What do you think are the three greatest opportunities or challenges facing the Shawnee economy in the next 10 years, and how would you capitalize on them?
Stephanie Meyer: Showing that Shawnee is an attractive place to live by capitalizing on the city’s accessibility to both the new international airport and along the “animal health corridor” where many animal health-focused companies are located between Manhattan, Kansas, and Columbia, Missouri. Also, focusing on revitalizing the downtown corridor. Finally, capitalizing on the Valley of Champions on the western side of the city by attracting new retail and restaurants near the youth sports complexes.
Ajay Sood: Transportation — providing $2 rides or building out mass transportation for a better commute. Also, building a kitchen for Meals on Wheels to assist with the aging population in the region. Finally, focusing on the city’s youth population by providing more education and ways to connect with each other.
Dawn Tubbesing: Revitalizing the downtown corridor, gateway areas and old retail area at 75th Street and Quivira Road. Also, shifting the development focus from box stores to “one-of-a-kind” retail that creates destination and that cannot be bought online. Finally, rebranding Shawnee as “open, inviting and able” to do business with the private sector.
Michelle Distler: Revitalizing the downtown corridor, also improving the Valley of Champions youth sports corridor on the western side of the city, and finally, creating destination spaces in the city.
What most distinguishes you from your opponents in this race, making you the best suited to serve as the mayor of Shawnee?
Michelle Distler: Involvement in the community, attending nearly every local event and being an active resident.
Dawn Tubbesing: “Strong” professionalism and experience on the city council and economic development council and chamber of commerce, and a background in finance.
Ajay Sood: Being a love guru, connecting and communicating with others, and being eco-friendly.
Stephanie Meyer: A first-generation college graduate with a background in public administration, dedication to public service and a “strong sense of professionalism.”
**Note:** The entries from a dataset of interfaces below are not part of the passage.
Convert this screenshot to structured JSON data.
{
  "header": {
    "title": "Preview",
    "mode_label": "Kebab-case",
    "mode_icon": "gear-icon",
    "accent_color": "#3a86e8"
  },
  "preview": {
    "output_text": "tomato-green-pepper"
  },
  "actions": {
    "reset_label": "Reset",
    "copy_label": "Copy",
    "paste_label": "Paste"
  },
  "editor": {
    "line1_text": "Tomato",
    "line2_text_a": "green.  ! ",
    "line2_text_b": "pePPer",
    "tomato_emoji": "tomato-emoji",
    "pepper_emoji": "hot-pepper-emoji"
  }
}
Editor’s noted: This story has been updated to clarify Dawn Tubbesing’s response to the question about the city budget and the value of the Shawnee tax dollar. Tubbesing said she would want to allocate any future tax revenues generated from an increase in assessed valuations to stormwater projects and also focus some dollars on economic development.